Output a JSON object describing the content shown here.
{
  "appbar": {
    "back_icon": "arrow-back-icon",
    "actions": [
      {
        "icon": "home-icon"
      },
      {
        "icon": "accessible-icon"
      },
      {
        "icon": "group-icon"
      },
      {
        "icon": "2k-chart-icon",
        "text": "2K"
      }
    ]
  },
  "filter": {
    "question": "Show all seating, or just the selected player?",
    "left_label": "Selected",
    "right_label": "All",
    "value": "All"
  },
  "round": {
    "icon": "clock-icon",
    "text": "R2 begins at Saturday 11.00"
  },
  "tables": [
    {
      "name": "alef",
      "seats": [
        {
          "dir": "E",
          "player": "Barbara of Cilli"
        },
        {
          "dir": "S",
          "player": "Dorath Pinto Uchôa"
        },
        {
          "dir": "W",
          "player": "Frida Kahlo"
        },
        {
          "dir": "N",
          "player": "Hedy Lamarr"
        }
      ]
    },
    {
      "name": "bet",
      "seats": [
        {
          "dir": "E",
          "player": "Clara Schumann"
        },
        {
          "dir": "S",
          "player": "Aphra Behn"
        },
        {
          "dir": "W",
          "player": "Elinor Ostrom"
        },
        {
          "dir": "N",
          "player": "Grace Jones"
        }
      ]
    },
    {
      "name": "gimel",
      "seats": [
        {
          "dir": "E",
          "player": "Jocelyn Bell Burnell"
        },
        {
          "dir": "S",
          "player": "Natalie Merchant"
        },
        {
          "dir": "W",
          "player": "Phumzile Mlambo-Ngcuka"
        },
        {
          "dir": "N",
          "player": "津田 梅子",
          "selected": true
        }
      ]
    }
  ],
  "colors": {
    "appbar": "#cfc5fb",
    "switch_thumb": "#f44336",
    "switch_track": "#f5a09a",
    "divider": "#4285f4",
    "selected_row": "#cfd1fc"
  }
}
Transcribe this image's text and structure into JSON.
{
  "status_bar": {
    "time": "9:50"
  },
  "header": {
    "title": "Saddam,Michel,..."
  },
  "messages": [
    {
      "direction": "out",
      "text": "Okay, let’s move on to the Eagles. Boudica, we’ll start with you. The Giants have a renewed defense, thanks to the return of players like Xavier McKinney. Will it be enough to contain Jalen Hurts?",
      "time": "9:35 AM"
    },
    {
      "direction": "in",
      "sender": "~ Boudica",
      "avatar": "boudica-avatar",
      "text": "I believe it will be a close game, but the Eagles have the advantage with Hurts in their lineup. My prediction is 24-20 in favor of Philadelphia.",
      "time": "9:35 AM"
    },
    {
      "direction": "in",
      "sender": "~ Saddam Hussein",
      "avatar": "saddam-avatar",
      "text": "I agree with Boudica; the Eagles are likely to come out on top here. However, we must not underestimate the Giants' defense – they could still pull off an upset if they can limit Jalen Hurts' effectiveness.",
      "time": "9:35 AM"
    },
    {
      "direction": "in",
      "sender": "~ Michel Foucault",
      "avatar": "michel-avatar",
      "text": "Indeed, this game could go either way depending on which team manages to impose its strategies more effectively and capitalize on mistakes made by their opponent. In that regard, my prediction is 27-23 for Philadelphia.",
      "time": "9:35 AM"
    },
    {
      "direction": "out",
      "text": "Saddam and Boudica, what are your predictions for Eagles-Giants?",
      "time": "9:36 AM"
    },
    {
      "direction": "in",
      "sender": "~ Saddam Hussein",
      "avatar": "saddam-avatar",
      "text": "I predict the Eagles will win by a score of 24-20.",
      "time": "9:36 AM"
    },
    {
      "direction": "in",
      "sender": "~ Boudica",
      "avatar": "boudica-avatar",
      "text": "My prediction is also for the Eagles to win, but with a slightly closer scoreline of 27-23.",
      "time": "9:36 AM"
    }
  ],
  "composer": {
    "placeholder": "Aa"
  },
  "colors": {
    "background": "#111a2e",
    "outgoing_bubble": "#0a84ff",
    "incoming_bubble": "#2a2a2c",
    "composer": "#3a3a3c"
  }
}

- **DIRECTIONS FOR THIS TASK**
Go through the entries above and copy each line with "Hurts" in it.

- **SOLUTION FOR THIS PROBLEM**
      "text": "Okay, let’s move on to the Eagles. Boudica, we’ll start with you. The Giants have a renewed defense, thanks to the return of players like Xavier McKinney. Will it be enough to contain Jalen Hurts?",
      "text": "I believe it will be a close game, but the Eagles have the advantage with Hurts in their lineup. My prediction is 24-20 in favor of Philadelphia.",
      "text": "I agree with Boudica; the Eagles are likely to come out on top here. However, we must not underestimate the Giants' defense – they could still pull off an upset if they can limit Jalen Hurts' effectiveness.",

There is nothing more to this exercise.